_EXERCISE DETAILS_: Please return every entry below exactly as written, without any of its pictures.
═══ THE INPUT
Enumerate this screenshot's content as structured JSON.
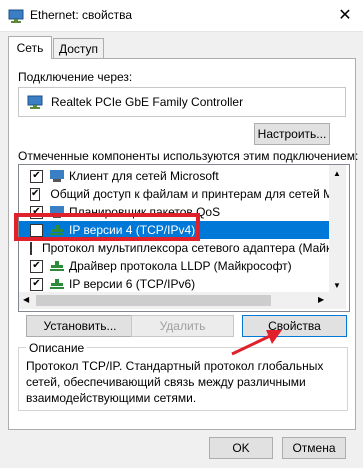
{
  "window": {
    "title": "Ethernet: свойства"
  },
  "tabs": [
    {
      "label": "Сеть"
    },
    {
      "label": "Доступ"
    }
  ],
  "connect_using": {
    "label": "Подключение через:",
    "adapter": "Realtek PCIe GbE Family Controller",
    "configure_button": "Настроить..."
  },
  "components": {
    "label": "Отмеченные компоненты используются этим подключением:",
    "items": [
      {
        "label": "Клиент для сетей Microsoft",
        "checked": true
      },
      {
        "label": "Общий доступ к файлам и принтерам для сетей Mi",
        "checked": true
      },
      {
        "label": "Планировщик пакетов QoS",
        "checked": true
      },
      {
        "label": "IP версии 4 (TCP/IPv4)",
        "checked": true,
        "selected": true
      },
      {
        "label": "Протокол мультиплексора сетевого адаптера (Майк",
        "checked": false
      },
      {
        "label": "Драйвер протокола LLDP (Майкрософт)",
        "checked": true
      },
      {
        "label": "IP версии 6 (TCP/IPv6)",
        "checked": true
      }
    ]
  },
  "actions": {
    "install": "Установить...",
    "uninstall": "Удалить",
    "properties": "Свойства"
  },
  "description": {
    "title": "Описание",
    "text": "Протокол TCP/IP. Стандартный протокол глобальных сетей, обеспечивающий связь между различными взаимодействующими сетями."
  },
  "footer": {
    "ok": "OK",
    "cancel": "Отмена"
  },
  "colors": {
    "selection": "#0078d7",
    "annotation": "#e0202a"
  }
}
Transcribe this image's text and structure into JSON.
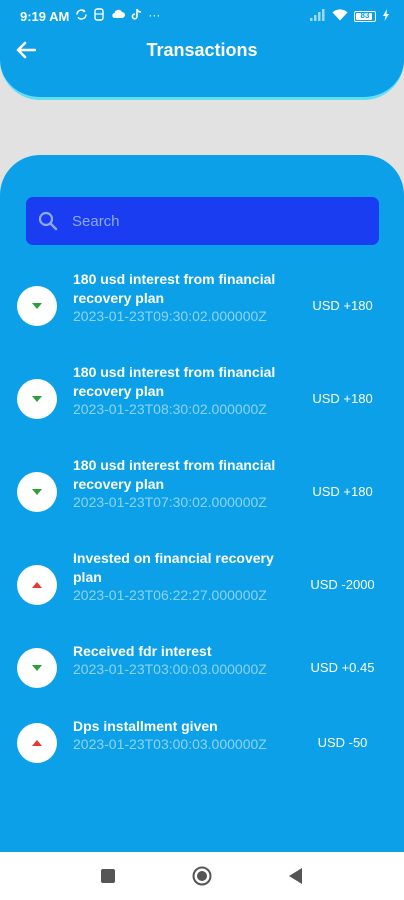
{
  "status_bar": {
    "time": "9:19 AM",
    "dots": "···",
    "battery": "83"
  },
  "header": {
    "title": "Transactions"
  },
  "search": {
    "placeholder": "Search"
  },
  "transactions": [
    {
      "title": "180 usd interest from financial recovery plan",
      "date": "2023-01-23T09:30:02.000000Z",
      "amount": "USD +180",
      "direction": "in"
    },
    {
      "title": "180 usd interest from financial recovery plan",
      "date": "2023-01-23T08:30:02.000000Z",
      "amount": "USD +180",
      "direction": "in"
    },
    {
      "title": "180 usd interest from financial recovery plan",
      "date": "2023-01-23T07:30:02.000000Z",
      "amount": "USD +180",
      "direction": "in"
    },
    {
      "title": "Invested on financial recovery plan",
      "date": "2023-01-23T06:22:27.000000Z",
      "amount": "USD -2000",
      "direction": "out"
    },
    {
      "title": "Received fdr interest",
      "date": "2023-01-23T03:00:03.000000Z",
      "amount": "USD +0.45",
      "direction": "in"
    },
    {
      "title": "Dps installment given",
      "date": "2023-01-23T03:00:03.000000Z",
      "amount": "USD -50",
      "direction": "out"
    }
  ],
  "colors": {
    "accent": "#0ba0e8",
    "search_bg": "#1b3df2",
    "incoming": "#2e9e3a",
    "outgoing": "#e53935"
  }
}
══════
_YOUR SOLUTION_:
Enumerate this screenshot's content as structured JSON.
{
  "window": {
    "title": "Ethernet: свойства"
  },
  "tabs": [
    {
      "label": "Сеть"
    },
    {
      "label": "Доступ"
    }
  ],
  "connect_using": {
    "label": "Подключение через:",
    "adapter": "Realtek PCIe GbE Family Controller",
    "configure_button": "Настроить..."
  },
  "components": {
    "label": "Отмеченные компоненты используются этим подключением:",
    "items": [
      {
        "label": "Клиент для сетей Microsoft",
        "checked": true
      },
      {
        "label": "Общий доступ к файлам и принтерам для сетей Mi",
        "checked": true
      },
      {
        "label": "Планировщик пакетов QoS",
        "checked": true
      },
      {
        "label": "IP версии 4 (TCP/IPv4)",
        "checked": true,
        "selected": true
      },
      {
        "label": "Протокол мультиплексора сетевого адаптера (Майк",
        "checked": false
      },
      {
        "label": "Драйвер протокола LLDP (Майкрософт)",
        "checked": true
      },
      {
        "label": "IP версии 6 (TCP/IPv6)",
        "checked": true
      }
    ]
  },
  "actions": {
    "install": "Установить...",
    "uninstall": "Удалить",
    "properties": "Свойства"
  },
  "description": {
    "title": "Описание",
    "text": "Протокол TCP/IP. Стандартный протокол глобальных сетей, обеспечивающий связь между различными взаимодействующими сетями."
  },
  "footer": {
    "ok": "OK",
    "cancel": "Отмена"
  },
  "colors": {
    "selection": "#0078d7",
    "annotation": "#e0202a"
  }
}
Transcribe this image's text and structure into JSON.
{
  "status_bar": {
    "time": "9:19 AM",
    "dots": "···",
    "battery": "83"
  },
  "header": {
    "title": "Transactions"
  },
  "search": {
    "placeholder": "Search"
  },
  "transactions": [
    {
      "title": "180 usd interest from financial recovery plan",
      "date": "2023-01-23T09:30:02.000000Z",
      "amount": "USD +180",
      "direction": "in"
    },
    {
      "title": "180 usd interest from financial recovery plan",
      "date": "2023-01-23T08:30:02.000000Z",
      "amount": "USD +180",
      "direction": "in"
    },
    {
      "title": "180 usd interest from financial recovery plan",
      "date": "2023-01-23T07:30:02.000000Z",
      "amount": "USD +180",
      "direction": "in"
    },
    {
      "title": "Invested on financial recovery plan",
      "date": "2023-01-23T06:22:27.000000Z",
      "amount": "USD -2000",
      "direction": "out"
    },
    {
      "title": "Received fdr interest",
      "date": "2023-01-23T03:00:03.000000Z",
      "amount": "USD +0.45",
      "direction": "in"
    },
    {
      "title": "Dps installment given",
      "date": "2023-01-23T03:00:03.000000Z",
      "amount": "USD -50",
      "direction": "out"
    }
  ],
  "colors": {
    "accent": "#0ba0e8",
    "search_bg": "#1b3df2",
    "incoming": "#2e9e3a",
    "outgoing": "#e53935"
  }
}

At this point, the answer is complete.